What needs to be done
The records below are to be reproduced exactly, and no picture should appear in the copy.

Records from a data collection:
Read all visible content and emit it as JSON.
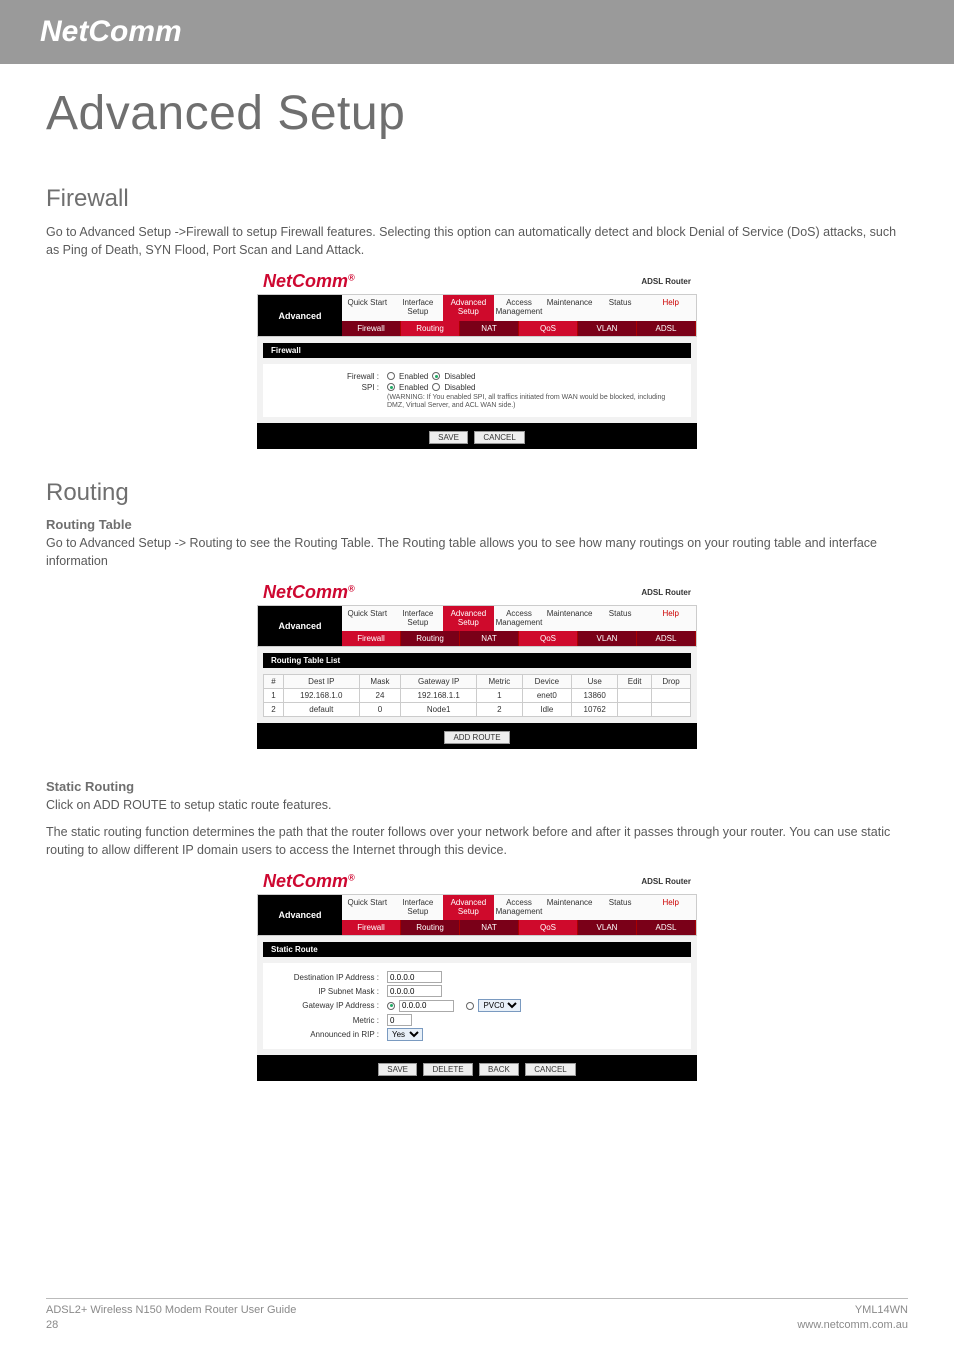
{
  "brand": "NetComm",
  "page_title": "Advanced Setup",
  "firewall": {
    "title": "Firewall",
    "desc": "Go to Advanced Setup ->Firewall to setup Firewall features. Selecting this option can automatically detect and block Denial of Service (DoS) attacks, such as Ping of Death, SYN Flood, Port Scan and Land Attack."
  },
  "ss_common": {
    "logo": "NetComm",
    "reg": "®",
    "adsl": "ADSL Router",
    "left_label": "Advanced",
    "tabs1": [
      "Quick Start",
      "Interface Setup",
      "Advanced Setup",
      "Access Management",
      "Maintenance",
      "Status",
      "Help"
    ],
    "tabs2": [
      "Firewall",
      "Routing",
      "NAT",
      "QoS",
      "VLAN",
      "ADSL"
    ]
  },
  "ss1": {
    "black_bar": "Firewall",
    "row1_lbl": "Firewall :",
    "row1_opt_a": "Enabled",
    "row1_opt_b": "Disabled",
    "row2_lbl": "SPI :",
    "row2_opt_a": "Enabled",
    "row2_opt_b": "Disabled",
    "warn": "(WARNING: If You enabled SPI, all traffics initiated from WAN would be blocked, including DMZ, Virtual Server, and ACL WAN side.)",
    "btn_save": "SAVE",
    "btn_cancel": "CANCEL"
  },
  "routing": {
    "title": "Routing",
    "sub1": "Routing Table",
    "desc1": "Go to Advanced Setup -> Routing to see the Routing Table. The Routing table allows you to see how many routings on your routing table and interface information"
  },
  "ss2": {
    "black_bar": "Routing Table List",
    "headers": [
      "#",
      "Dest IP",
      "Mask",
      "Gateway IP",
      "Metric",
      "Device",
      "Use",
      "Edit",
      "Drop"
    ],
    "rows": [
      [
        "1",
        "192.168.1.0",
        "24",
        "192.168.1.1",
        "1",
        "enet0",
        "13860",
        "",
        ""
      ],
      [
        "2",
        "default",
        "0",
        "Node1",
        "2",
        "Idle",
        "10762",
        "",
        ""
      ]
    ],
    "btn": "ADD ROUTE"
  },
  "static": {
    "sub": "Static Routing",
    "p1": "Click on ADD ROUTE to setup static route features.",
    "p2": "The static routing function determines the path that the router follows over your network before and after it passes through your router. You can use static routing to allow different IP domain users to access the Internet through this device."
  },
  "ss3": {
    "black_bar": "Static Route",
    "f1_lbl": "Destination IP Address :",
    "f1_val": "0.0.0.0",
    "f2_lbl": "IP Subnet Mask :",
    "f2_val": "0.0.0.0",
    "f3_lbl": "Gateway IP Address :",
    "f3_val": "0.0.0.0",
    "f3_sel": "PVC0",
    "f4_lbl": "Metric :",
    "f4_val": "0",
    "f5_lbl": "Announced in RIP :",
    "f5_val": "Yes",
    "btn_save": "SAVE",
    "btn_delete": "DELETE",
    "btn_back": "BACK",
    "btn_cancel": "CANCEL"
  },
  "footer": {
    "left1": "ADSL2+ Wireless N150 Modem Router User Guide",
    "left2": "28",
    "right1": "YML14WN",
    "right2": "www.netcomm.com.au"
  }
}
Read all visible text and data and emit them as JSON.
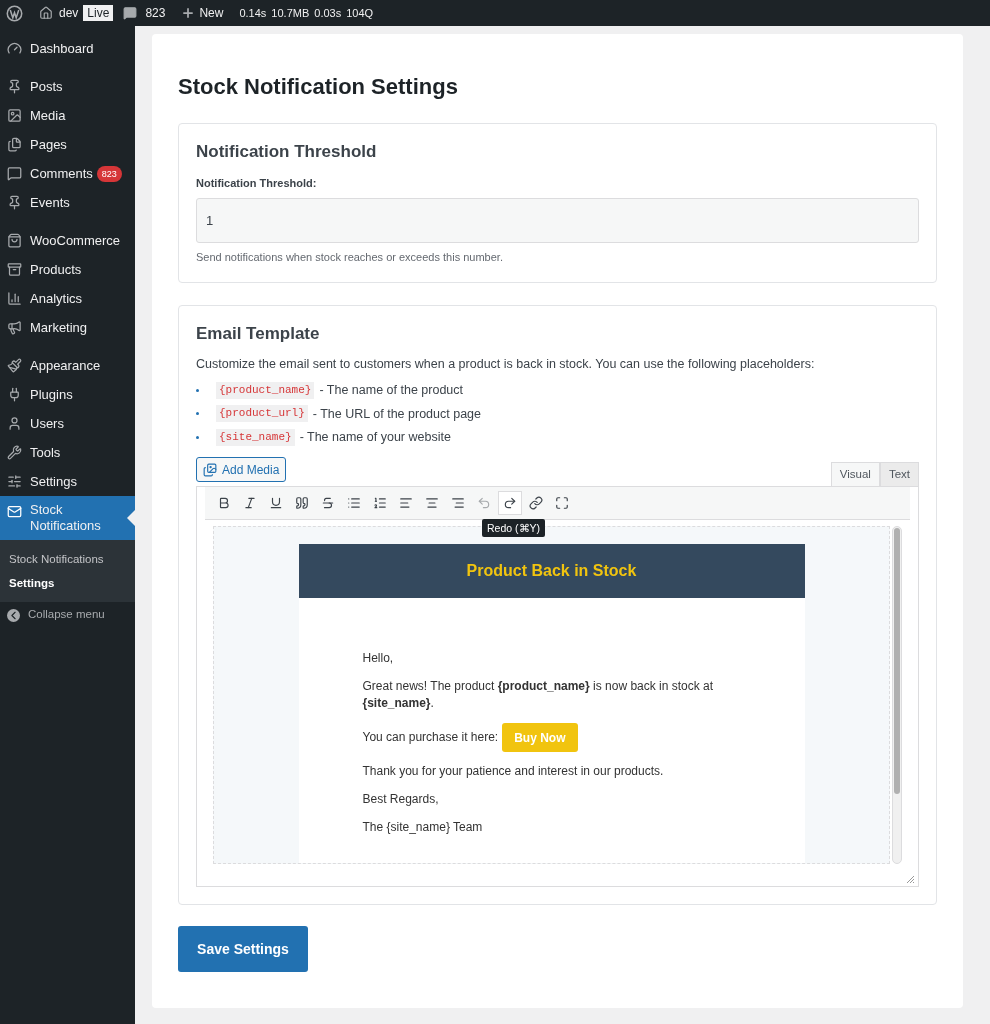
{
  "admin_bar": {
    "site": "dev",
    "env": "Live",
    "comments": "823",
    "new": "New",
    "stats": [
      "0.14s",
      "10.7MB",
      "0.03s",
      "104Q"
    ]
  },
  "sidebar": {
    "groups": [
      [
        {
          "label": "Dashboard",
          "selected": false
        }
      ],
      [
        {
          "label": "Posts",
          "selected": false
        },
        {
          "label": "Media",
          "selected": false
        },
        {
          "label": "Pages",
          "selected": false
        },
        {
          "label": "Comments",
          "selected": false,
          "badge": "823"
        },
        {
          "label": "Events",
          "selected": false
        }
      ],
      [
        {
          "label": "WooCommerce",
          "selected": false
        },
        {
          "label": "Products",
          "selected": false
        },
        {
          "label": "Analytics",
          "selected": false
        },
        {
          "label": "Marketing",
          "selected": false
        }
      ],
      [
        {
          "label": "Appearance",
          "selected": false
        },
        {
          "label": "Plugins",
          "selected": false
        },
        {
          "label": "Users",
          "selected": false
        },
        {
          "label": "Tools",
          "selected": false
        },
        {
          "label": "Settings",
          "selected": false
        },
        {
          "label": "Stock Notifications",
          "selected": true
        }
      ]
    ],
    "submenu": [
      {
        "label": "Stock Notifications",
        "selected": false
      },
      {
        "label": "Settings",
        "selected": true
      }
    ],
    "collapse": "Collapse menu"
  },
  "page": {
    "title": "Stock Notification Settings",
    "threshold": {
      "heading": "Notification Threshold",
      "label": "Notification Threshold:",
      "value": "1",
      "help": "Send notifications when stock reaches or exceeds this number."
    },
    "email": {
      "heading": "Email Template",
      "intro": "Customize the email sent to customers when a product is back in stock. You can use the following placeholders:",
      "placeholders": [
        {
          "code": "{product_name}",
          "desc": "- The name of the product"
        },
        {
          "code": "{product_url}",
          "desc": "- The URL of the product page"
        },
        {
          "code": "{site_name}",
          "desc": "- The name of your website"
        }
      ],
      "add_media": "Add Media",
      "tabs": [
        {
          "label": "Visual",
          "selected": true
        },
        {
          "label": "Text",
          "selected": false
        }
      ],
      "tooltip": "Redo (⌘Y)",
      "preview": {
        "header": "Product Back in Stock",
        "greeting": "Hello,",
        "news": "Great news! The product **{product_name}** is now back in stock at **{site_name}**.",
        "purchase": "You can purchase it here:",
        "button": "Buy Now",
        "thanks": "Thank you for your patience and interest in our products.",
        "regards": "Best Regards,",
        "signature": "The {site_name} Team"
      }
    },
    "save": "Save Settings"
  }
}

Result
Read all visible content and emit it as JSON.
{
  "brand": "NetComm",
  "page_title": "Advanced Setup",
  "firewall": {
    "title": "Firewall",
    "desc": "Go to Advanced Setup ->Firewall to setup Firewall features. Selecting this option can automatically detect and block Denial of Service (DoS) attacks, such as Ping of Death, SYN Flood, Port Scan and Land Attack."
  },
  "ss_common": {
    "logo": "NetComm",
    "reg": "®",
    "adsl": "ADSL Router",
    "left_label": "Advanced",
    "tabs1": [
      "Quick Start",
      "Interface Setup",
      "Advanced Setup",
      "Access Management",
      "Maintenance",
      "Status",
      "Help"
    ],
    "tabs2": [
      "Firewall",
      "Routing",
      "NAT",
      "QoS",
      "VLAN",
      "ADSL"
    ]
  },
  "ss1": {
    "black_bar": "Firewall",
    "row1_lbl": "Firewall :",
    "row1_opt_a": "Enabled",
    "row1_opt_b": "Disabled",
    "row2_lbl": "SPI :",
    "row2_opt_a": "Enabled",
    "row2_opt_b": "Disabled",
    "warn": "(WARNING: If You enabled SPI, all traffics initiated from WAN would be blocked, including DMZ, Virtual Server, and ACL WAN side.)",
    "btn_save": "SAVE",
    "btn_cancel": "CANCEL"
  },
  "routing": {
    "title": "Routing",
    "sub1": "Routing Table",
    "desc1": "Go to Advanced Setup -> Routing to see the Routing Table. The Routing table allows you to see how many routings on your routing table and interface information"
  },
  "ss2": {
    "black_bar": "Routing Table List",
    "headers": [
      "#",
      "Dest IP",
      "Mask",
      "Gateway IP",
      "Metric",
      "Device",
      "Use",
      "Edit",
      "Drop"
    ],
    "rows": [
      [
        "1",
        "192.168.1.0",
        "24",
        "192.168.1.1",
        "1",
        "enet0",
        "13860",
        "",
        ""
      ],
      [
        "2",
        "default",
        "0",
        "Node1",
        "2",
        "Idle",
        "10762",
        "",
        ""
      ]
    ],
    "btn": "ADD ROUTE"
  },
  "static": {
    "sub": "Static Routing",
    "p1": "Click on ADD ROUTE to setup static route features.",
    "p2": "The static routing function determines the path that the router follows over your network before and after it passes through your router. You can use static routing to allow different IP domain users to access the Internet through this device."
  },
  "ss3": {
    "black_bar": "Static Route",
    "f1_lbl": "Destination IP Address :",
    "f1_val": "0.0.0.0",
    "f2_lbl": "IP Subnet Mask :",
    "f2_val": "0.0.0.0",
    "f3_lbl": "Gateway IP Address :",
    "f3_val": "0.0.0.0",
    "f3_sel": "PVC0",
    "f4_lbl": "Metric :",
    "f4_val": "0",
    "f5_lbl": "Announced in RIP :",
    "f5_val": "Yes",
    "btn_save": "SAVE",
    "btn_delete": "DELETE",
    "btn_back": "BACK",
    "btn_cancel": "CANCEL"
  },
  "footer": {
    "left1": "ADSL2+ Wireless N150 Modem Router User Guide",
    "left2": "28",
    "right1": "YML14WN",
    "right2": "www.netcomm.com.au"
  }
}
Read all visible text and data and emit them as JSON.
{
  "admin_bar": {
    "site": "dev",
    "env": "Live",
    "comments": "823",
    "new": "New",
    "stats": [
      "0.14s",
      "10.7MB",
      "0.03s",
      "104Q"
    ]
  },
  "sidebar": {
    "groups": [
      [
        {
          "label": "Dashboard",
          "selected": false
        }
      ],
      [
        {
          "label": "Posts",
          "selected": false
        },
        {
          "label": "Media",
          "selected": false
        },
        {
          "label": "Pages",
          "selected": false
        },
        {
          "label": "Comments",
          "selected": false,
          "badge": "823"
        },
        {
          "label": "Events",
          "selected": false
        }
      ],
      [
        {
          "label": "WooCommerce",
          "selected": false
        },
        {
          "label": "Products",
          "selected": false
        },
        {
          "label": "Analytics",
          "selected": false
        },
        {
          "label": "Marketing",
          "selected": false
        }
      ],
      [
        {
          "label": "Appearance",
          "selected": false
        },
        {
          "label": "Plugins",
          "selected": false
        },
        {
          "label": "Users",
          "selected": false
        },
        {
          "label": "Tools",
          "selected": false
        },
        {
          "label": "Settings",
          "selected": false
        },
        {
          "label": "Stock Notifications",
          "selected": true
        }
      ]
    ],
    "submenu": [
      {
        "label": "Stock Notifications",
        "selected": false
      },
      {
        "label": "Settings",
        "selected": true
      }
    ],
    "collapse": "Collapse menu"
  },
  "page": {
    "title": "Stock Notification Settings",
    "threshold": {
      "heading": "Notification Threshold",
      "label": "Notification Threshold:",
      "value": "1",
      "help": "Send notifications when stock reaches or exceeds this number."
    },
    "email": {
      "heading": "Email Template",
      "intro": "Customize the email sent to customers when a product is back in stock. You can use the following placeholders:",
      "placeholders": [
        {
          "code": "{product_name}",
          "desc": "- The name of the product"
        },
        {
          "code": "{product_url}",
          "desc": "- The URL of the product page"
        },
        {
          "code": "{site_name}",
          "desc": "- The name of your website"
        }
      ],
      "add_media": "Add Media",
      "tabs": [
        {
          "label": "Visual",
          "selected": true
        },
        {
          "label": "Text",
          "selected": false
        }
      ],
      "tooltip": "Redo (⌘Y)",
      "preview": {
        "header": "Product Back in Stock",
        "greeting": "Hello,",
        "news": "Great news! The product **{product_name}** is now back in stock at **{site_name}**.",
        "purchase": "You can purchase it here:",
        "button": "Buy Now",
        "thanks": "Thank you for your patience and interest in our products.",
        "regards": "Best Regards,",
        "signature": "The {site_name} Team"
      }
    },
    "save": "Save Settings"
  }
}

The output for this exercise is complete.